>> The government isnt prohibiting insurance companies from offering health insurance plans
That’s right, it’s mandating it.
>> How can you even suggest that insurance companies should have the right to force employers to pay for certain coverage?
I evenly suggested that? Nope, just something you fabricated.
>> policies to be paid by Microsoft ... better define spouse the way that Microsoft wants to define it.
Strictly a private sector situation excluding any law that regulates policy structure. Not our problem.
>> And are you seriously going to argue that it isnt taxpayer money that pays for government workers health insurance policies and that its really the employees money?
If it’s your money, then take it back from the next federal employee you bump in to.
>> Let me guess: when the government gives welfare recipients food stamps (paid for with taxpayer money), you think its some sort of constitutional-rights violation for it to say that they cant be used to buy chewing gum?
It’s not the chewing gum, it’s the Skittles. Go to www.no-food-stamps-for-skittles.org for more information.
>> If you want to argue that same-sex spouses are no different than spouses from traditional, one-man, one-woman marriages, then go ahead and argue
No, but feel free to keep on jumping to conclusions in order to protect your precious sense of statism.
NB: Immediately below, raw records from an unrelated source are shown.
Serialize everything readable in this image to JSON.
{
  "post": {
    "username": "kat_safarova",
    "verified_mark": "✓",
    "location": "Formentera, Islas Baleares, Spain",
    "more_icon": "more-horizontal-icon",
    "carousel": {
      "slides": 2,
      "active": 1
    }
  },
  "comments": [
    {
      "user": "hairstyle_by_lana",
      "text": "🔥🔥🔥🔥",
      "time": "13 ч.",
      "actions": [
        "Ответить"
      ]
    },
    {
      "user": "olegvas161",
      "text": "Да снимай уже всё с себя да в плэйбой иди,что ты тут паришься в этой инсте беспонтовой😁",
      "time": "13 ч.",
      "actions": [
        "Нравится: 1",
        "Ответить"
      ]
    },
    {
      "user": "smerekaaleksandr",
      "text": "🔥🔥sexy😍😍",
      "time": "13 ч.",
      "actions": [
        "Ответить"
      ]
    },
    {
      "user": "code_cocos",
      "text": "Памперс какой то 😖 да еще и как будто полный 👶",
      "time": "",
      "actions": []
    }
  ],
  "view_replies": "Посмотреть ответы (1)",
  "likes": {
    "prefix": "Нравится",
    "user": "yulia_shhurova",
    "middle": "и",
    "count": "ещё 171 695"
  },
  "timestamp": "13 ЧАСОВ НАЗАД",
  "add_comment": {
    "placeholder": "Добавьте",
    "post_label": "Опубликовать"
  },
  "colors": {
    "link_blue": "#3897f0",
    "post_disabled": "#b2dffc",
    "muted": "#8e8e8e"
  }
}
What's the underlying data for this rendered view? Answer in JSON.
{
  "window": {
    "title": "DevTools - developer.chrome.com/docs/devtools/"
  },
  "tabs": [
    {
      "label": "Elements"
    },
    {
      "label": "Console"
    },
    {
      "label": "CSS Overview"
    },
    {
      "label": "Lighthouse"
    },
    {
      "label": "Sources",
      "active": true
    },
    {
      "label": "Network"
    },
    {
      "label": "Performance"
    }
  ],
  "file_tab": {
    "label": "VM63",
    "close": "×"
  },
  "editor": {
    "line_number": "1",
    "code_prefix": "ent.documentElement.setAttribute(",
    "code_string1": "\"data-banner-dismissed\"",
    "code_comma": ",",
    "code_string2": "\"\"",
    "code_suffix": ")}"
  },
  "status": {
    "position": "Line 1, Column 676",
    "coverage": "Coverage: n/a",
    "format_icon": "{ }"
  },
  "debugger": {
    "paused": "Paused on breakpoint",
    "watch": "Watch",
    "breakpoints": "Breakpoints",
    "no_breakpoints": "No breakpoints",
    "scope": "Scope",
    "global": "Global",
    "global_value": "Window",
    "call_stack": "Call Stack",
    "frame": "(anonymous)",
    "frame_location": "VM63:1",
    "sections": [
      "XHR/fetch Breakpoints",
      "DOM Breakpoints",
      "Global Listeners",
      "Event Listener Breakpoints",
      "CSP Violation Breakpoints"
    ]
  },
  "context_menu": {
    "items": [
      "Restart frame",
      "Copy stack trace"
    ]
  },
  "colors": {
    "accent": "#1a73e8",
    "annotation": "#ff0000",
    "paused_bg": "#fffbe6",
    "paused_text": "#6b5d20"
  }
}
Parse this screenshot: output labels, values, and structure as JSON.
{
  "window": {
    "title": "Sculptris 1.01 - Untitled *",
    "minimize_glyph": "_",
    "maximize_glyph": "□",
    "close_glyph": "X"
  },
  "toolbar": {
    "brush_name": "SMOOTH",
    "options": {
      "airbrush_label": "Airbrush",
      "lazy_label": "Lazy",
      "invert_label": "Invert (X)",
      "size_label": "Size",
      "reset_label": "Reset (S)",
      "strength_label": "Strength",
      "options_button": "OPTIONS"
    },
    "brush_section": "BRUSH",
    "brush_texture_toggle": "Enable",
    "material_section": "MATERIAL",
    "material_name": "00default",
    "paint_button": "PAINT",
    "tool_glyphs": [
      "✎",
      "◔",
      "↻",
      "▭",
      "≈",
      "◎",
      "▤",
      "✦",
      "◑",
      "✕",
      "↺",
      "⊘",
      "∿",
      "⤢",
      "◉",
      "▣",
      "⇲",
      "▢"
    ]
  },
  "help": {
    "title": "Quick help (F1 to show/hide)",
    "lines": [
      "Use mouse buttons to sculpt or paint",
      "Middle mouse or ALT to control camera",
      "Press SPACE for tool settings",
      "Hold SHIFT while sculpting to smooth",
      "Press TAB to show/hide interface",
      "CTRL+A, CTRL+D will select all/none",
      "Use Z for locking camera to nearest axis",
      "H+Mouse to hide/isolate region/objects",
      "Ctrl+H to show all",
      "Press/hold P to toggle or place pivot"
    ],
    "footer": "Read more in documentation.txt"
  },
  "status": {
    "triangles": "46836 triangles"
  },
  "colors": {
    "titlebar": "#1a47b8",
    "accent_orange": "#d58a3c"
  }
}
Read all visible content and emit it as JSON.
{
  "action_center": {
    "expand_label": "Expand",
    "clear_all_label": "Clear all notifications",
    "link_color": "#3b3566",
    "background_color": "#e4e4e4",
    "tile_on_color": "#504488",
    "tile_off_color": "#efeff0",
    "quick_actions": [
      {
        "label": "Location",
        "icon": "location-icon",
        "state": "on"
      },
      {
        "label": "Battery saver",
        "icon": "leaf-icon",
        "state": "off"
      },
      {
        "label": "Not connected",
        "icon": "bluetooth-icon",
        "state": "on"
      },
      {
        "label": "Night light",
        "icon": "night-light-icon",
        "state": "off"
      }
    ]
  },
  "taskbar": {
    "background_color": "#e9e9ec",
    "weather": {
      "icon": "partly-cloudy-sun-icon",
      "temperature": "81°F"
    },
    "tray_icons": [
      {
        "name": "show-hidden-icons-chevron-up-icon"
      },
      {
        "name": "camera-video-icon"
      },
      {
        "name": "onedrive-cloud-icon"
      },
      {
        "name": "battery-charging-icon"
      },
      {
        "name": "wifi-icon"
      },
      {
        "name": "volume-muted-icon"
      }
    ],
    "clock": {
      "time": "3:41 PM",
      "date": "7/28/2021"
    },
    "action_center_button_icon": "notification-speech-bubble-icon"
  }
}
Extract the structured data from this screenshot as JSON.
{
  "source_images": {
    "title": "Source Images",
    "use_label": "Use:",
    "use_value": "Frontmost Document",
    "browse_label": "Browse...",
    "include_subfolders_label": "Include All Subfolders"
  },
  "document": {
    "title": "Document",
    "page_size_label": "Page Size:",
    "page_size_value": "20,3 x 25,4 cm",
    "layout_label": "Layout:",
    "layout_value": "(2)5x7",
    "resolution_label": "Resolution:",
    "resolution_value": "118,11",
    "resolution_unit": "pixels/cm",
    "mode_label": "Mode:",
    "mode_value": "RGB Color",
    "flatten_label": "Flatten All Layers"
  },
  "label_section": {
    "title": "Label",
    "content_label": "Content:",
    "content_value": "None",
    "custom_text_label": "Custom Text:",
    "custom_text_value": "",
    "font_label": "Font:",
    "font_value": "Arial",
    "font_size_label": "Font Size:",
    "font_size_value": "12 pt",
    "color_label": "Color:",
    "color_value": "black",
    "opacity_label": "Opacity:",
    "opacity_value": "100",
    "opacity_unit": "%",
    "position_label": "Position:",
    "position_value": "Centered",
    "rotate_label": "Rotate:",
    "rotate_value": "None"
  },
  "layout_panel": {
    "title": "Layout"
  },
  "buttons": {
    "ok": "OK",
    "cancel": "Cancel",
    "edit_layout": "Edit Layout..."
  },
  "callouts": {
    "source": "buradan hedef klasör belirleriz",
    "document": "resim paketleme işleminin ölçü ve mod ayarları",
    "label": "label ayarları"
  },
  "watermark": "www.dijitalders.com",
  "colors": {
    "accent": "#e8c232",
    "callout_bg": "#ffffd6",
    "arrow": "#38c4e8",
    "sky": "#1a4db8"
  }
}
You should learn the difference between being a regulator and being a market participant before spouting off about “statism.” When the federal government compels employers with more than X employees to provide health insurance, it is acting as a regulator, and it certainly is statism. But when the federal government decides what health insurance plan it will buy (with our money) for government workers, it is doing what every employer that offers health insurance does (and did long before the government mandated employer-paid health insurance), and thus is acting as a market participant, not a regulator (a distinction for which there is ample jurisprudence in cases involving the Dormant Commerce Clause).